Most scientists tell us that it took billions of years to create the earth as we know it. Scripture says God did it in six days. I have a question for God. What took you so long?
Think about it. If God had really wanted to, he could have snapped his cosmic fingers and just made it all happen in a nanosecond. But he didn’t. Therefore I ask, “What took you so long?”
We get a big hint to the answer to this question right there in Genesis 1.
We read, “In the beginning God created the heavens and the earth.
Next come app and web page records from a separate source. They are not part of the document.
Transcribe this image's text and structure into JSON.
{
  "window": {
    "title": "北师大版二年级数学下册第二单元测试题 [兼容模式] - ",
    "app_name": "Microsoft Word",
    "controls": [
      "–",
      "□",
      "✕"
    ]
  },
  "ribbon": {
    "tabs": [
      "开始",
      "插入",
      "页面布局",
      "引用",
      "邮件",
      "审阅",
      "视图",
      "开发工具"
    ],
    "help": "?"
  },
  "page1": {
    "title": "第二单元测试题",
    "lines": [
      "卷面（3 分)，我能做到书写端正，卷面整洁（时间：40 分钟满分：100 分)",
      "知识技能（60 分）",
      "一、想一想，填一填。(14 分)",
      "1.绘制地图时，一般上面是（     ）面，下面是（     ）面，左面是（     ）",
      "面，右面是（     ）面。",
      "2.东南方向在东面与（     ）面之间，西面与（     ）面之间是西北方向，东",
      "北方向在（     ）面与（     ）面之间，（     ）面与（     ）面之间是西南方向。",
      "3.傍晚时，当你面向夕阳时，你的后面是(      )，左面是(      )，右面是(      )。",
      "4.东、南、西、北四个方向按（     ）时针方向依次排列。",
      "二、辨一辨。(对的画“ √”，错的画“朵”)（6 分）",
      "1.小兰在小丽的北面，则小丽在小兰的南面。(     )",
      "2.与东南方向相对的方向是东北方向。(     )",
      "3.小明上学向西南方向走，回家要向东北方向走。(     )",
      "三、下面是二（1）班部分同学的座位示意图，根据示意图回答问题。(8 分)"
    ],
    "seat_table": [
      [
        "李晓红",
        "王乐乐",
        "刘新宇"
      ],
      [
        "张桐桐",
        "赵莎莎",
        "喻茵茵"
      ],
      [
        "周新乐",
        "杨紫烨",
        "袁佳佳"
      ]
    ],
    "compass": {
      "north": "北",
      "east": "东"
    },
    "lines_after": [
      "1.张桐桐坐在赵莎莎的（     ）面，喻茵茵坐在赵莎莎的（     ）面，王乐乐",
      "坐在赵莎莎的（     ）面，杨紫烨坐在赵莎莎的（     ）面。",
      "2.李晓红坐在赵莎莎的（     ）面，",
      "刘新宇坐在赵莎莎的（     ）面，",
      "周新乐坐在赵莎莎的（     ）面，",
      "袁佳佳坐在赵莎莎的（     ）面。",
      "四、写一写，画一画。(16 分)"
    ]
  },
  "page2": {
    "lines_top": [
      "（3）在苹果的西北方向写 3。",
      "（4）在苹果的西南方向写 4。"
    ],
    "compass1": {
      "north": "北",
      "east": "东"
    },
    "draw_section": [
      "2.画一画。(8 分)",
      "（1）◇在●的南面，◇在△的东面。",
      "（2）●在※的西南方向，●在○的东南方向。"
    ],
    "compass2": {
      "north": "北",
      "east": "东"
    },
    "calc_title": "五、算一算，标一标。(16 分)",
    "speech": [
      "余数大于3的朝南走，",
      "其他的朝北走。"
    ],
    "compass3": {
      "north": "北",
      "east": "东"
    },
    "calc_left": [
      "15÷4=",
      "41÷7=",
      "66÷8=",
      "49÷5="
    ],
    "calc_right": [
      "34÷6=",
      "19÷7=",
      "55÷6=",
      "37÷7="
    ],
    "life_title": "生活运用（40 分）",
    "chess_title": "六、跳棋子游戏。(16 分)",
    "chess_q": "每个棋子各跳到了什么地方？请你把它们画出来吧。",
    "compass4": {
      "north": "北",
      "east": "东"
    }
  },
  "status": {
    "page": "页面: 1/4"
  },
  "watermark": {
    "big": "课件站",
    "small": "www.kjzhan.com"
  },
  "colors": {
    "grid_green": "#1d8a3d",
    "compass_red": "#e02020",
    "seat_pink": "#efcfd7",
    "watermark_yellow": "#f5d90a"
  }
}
And the earth was without form and void, and darkness was upon the face of the deep.” We here get a picture of a universe in chaos. “Without form and void” is translated from two Hebrew words “tohu” and “bohu”, which can be figuratively translated as “helter skelter”.
“And the Spirit of God moved across the face of the waters.” Almost a brooding Spirit here, contemplating what needs to be done.
What follows is a day by day account of separating light from darkness, land from sea, bringing order out of chaos, and the bringing forth of life and beauty from death and destruction, finally crowned by the creation of a handsome young man and a beautiful young woman.
It took time to do this, but it didn’t need to take any time at all. Yet it did because God wanted it to.
A curious little phrase occurs over and over in this account, and it clues us in on God’s thinking. “God said, ‘Let there be light,’ and God saw the light, that it was good.” (Verse 3)
“And God called the dry land Earth and the gathering together of waters he called Seas, and God saw that it was good.” (Verse 10)
“… it was good.” (Verse 12) “… it was good.” (Verse 18, 21, 25) And finally, “… it was very good.” (Verse 31)
I get a picture here of a God who is intentionally taking his time and enjoying, nay, savoring, his work as a master artist would. “This is good!” “Man this is good.” “This is very good.”
I believe there is a lesson here for us. We live in a world oppressed by the tyranny of time. In Greek mythology the god Chronos was a grotesque figure who had a penchant for devouring his own children. We are like those children in Chronos’ maw. We have hard deadlines, instant communications, microwave ovens, fast foods, Facebook, e-mails, texting and instant potatoes. Empty contents of package, add water, and stir, and the world can know about it faster than you can say Twitter. And for all this, we never seem to have enough time.
And yet we have a picture of a God with the burden of having a universe to run taking his time and enjoying it, and then having the idea, after six days of work, of kicking back for a day in order to enjoy it some more.
An old Italian proverb says, “Slow down. I’m in a hurry.” Certainly wisdom is in there somewhere.